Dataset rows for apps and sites
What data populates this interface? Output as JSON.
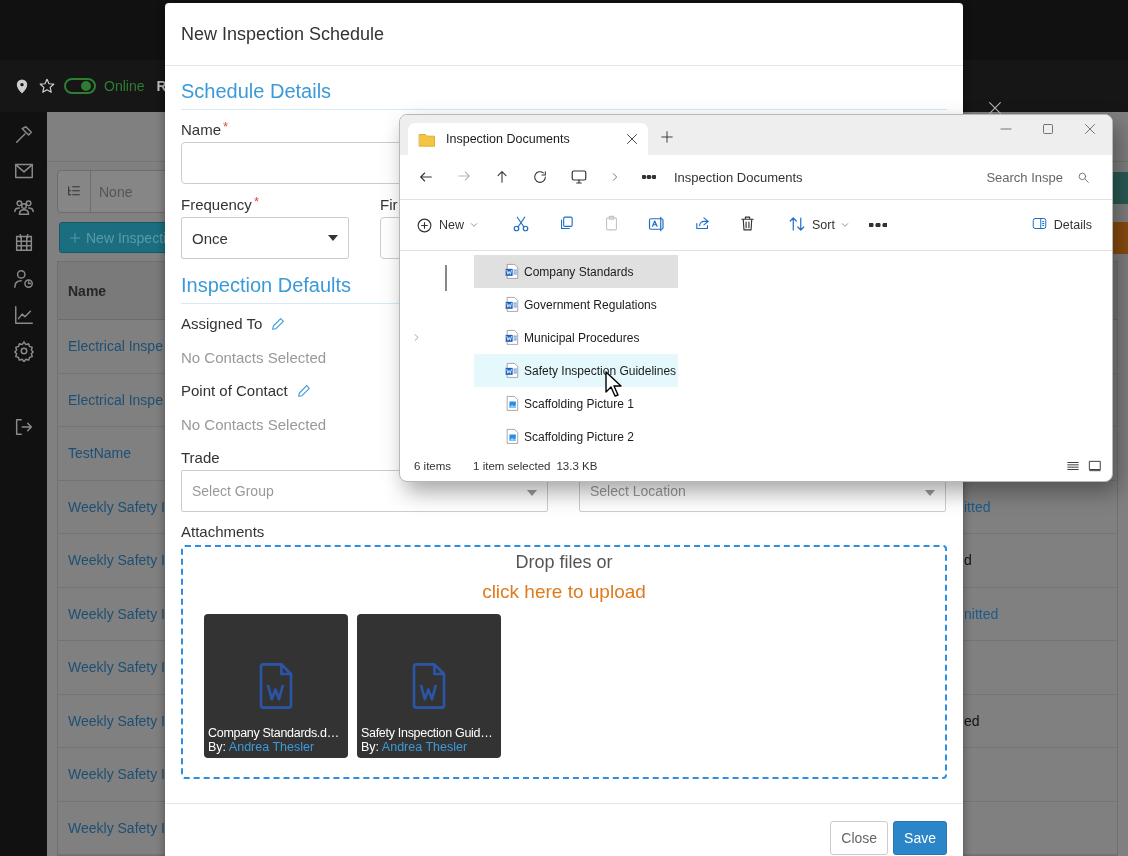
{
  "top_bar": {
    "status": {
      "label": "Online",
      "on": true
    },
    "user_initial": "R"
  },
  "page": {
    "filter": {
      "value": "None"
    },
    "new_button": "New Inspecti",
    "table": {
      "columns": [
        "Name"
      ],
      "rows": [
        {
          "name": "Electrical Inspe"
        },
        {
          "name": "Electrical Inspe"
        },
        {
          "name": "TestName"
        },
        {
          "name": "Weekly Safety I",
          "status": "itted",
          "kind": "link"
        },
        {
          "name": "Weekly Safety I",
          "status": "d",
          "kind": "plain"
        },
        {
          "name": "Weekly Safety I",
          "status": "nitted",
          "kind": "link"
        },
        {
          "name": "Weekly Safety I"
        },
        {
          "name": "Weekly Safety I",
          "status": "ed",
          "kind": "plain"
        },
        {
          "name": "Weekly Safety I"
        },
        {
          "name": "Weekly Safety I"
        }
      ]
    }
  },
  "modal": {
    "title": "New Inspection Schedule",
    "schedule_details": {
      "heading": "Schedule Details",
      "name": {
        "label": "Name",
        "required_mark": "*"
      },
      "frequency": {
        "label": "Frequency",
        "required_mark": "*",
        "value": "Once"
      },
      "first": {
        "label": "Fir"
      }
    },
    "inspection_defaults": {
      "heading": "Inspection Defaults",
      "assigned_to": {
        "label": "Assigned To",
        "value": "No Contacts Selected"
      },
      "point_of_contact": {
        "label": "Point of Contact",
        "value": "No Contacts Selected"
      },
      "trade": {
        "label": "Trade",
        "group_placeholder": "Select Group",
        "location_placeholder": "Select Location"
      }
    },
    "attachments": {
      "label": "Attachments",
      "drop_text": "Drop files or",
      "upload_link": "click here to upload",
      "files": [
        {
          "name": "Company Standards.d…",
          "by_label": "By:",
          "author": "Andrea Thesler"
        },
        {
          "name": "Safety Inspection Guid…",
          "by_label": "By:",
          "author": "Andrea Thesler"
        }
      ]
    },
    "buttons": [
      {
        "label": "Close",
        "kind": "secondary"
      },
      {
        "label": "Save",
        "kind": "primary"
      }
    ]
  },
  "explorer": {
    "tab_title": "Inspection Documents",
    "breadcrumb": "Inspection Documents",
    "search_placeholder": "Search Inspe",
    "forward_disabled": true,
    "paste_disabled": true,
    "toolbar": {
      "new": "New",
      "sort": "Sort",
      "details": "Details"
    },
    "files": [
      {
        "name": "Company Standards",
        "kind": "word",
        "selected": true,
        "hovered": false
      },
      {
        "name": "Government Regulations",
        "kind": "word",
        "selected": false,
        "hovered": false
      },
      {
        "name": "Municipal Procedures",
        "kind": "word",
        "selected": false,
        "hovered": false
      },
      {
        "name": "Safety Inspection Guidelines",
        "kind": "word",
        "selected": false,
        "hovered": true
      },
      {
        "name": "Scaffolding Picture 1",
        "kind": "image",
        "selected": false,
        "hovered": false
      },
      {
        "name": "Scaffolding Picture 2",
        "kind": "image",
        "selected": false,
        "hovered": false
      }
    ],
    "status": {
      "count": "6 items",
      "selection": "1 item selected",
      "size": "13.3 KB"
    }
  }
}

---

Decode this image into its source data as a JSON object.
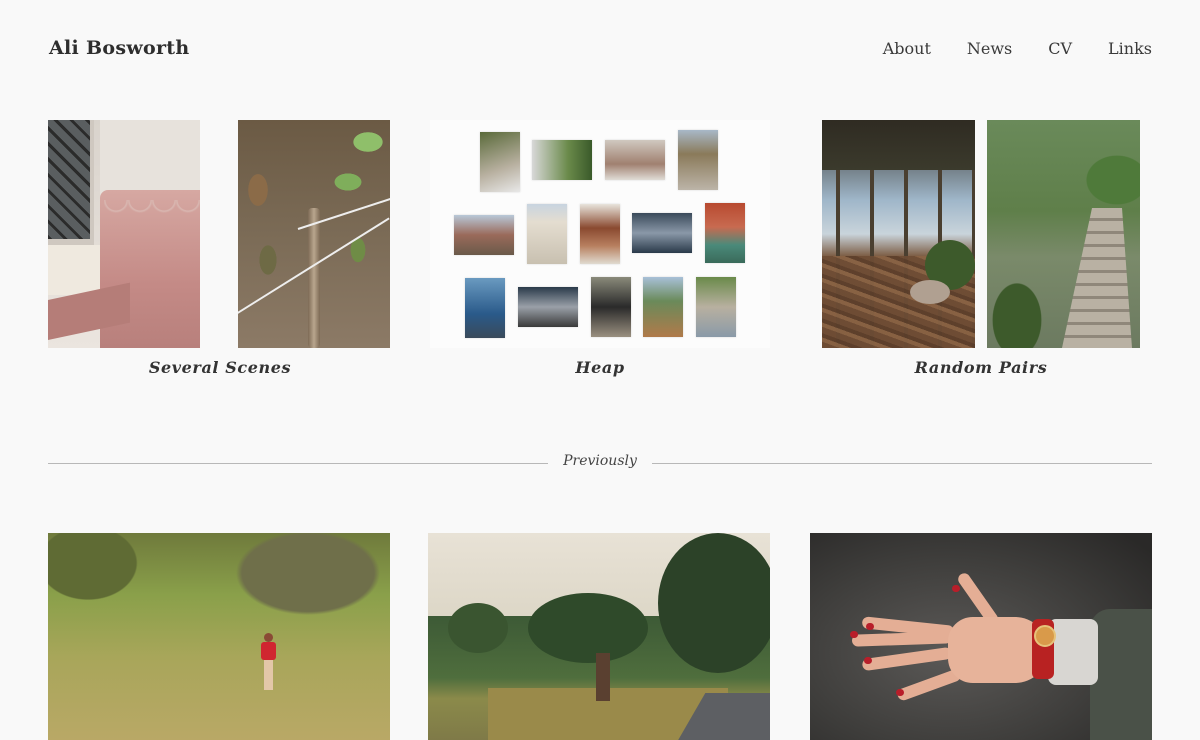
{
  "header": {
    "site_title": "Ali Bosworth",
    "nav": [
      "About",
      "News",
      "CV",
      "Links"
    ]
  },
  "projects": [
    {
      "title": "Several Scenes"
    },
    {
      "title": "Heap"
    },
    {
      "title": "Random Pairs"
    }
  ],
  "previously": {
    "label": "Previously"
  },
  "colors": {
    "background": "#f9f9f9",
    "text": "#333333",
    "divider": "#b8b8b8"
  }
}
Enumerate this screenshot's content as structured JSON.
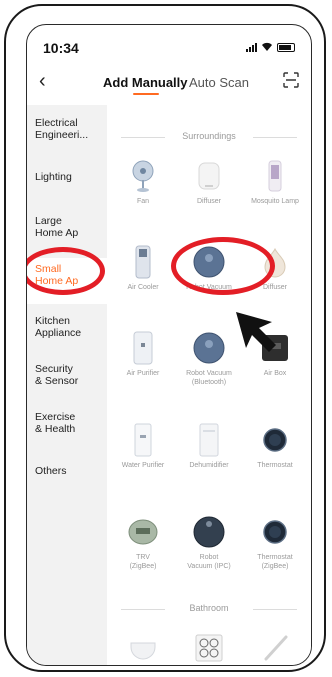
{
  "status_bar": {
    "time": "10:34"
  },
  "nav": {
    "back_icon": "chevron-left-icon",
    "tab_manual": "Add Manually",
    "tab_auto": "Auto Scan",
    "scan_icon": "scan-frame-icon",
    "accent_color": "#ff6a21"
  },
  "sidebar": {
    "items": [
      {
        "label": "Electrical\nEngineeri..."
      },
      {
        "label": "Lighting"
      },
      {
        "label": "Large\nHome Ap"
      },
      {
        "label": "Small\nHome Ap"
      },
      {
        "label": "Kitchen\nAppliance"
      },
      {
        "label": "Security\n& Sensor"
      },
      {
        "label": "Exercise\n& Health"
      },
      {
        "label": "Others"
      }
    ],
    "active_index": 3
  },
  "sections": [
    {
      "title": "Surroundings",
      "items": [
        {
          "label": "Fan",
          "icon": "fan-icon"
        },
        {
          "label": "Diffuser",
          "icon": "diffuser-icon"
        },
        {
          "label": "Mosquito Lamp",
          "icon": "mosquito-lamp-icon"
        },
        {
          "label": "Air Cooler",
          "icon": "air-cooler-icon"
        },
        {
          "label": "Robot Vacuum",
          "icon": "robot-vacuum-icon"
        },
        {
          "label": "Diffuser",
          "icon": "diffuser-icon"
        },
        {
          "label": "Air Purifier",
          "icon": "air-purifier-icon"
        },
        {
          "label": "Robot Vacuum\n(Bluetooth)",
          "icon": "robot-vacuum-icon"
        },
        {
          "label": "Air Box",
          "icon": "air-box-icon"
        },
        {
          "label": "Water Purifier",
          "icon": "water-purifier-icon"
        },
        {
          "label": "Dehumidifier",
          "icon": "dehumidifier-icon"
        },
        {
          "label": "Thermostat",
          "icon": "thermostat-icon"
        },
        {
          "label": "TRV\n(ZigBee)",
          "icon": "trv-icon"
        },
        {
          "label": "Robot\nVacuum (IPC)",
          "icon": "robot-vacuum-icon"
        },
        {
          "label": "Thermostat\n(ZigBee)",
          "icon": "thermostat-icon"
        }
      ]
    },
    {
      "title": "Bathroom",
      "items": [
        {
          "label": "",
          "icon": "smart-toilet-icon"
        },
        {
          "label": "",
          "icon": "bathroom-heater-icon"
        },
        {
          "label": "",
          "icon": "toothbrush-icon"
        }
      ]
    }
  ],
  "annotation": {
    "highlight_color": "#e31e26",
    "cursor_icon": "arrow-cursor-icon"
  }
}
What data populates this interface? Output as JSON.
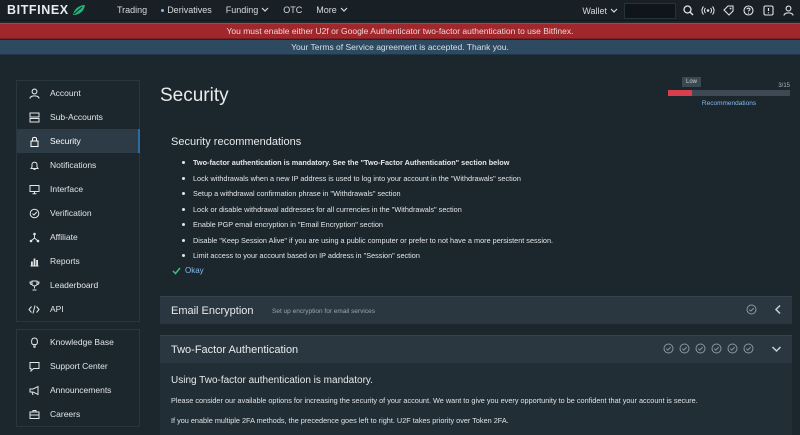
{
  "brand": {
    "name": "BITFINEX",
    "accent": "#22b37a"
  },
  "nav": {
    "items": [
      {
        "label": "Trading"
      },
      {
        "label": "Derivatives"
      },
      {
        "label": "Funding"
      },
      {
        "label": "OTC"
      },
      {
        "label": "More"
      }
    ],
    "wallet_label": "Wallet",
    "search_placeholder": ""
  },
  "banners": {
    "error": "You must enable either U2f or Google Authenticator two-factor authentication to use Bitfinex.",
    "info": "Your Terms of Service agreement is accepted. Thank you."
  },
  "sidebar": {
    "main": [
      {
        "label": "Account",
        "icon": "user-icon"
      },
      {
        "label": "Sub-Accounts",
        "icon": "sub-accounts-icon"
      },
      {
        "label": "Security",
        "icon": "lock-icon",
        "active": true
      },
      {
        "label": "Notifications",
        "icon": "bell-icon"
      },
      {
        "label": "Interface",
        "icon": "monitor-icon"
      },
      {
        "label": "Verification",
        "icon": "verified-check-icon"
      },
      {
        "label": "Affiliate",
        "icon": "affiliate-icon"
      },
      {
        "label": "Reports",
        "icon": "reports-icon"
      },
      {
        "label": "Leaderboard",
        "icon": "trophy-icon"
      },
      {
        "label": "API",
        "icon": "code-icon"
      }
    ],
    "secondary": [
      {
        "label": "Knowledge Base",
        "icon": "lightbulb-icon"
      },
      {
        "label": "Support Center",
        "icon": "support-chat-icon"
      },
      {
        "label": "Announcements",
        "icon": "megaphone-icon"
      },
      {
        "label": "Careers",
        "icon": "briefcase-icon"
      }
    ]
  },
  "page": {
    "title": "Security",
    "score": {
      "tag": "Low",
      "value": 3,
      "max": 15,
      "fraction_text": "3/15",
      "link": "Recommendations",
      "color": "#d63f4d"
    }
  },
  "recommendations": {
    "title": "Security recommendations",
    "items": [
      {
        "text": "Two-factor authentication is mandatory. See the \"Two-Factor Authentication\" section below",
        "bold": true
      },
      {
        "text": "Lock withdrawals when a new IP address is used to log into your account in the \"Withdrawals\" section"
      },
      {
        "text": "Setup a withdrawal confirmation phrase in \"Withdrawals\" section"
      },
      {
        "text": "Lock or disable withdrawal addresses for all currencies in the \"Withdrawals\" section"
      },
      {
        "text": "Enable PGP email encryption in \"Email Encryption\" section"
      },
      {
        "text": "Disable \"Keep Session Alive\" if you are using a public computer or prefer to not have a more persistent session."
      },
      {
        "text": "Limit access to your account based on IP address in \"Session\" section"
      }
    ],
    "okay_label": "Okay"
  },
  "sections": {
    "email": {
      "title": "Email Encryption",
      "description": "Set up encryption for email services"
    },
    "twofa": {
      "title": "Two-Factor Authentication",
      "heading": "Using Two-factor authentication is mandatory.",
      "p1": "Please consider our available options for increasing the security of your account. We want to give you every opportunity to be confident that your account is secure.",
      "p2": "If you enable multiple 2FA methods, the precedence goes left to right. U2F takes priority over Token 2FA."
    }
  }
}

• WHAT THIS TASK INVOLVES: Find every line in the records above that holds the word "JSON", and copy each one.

• SOLUTION FOR THIS TASK:
What data populates this interface? Output as JSON.
Decode this image into its source data as a JSON object.
Enumerate this screenshot's content as structured JSON.
What data populates this interface? Output as JSON.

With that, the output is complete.